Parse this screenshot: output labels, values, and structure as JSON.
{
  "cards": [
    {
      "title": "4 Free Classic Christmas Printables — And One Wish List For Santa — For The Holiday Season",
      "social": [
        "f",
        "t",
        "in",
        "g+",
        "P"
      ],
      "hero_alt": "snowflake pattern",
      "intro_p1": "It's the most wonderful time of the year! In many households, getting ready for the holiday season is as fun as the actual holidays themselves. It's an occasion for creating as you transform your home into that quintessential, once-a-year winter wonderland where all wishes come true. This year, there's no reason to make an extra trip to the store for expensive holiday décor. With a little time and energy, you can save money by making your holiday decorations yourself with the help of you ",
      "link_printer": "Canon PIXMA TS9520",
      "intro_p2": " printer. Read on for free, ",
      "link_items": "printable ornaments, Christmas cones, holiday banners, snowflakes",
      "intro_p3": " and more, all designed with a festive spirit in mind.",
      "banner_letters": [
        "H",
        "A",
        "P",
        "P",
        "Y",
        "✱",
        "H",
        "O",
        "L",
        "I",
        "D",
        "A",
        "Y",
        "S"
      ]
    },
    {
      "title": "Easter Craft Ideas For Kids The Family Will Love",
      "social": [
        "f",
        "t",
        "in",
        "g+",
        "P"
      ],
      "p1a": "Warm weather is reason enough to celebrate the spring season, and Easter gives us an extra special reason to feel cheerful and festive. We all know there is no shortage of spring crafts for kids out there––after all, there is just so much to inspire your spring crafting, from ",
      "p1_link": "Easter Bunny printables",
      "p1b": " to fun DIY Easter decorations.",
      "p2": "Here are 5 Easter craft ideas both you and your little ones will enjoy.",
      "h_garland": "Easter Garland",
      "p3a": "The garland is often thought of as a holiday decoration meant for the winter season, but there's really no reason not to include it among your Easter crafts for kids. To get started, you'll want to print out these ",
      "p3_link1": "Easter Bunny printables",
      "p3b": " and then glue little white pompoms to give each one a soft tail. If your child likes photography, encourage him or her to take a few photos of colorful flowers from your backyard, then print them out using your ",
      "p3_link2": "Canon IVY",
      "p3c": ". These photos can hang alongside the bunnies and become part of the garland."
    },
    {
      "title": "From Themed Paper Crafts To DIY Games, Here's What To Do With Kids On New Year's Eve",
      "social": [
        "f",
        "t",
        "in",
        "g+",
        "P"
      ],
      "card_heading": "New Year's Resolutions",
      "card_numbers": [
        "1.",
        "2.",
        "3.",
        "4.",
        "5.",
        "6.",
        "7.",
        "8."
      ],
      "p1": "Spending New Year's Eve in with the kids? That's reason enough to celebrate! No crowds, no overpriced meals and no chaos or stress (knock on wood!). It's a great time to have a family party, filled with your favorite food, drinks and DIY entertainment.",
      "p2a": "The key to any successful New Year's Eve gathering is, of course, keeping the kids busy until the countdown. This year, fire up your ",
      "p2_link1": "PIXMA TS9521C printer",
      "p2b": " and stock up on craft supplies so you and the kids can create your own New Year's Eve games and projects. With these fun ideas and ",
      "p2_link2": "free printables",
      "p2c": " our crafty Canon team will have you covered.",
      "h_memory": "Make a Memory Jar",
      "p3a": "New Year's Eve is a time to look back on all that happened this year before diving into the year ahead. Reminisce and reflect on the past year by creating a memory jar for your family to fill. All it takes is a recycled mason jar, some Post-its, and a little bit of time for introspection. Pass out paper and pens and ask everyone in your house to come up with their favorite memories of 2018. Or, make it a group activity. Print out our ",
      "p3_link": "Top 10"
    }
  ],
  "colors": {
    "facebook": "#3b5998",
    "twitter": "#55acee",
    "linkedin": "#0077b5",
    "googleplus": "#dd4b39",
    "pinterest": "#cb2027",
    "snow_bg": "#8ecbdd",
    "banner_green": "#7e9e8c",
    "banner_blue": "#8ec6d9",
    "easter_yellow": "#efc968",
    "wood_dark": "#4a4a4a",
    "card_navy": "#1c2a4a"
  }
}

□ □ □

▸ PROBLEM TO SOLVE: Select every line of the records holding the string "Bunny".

▸ RESULT:
      "p1_link": "Easter Bunny printables",
      "p3_link1": "Easter Bunny printables",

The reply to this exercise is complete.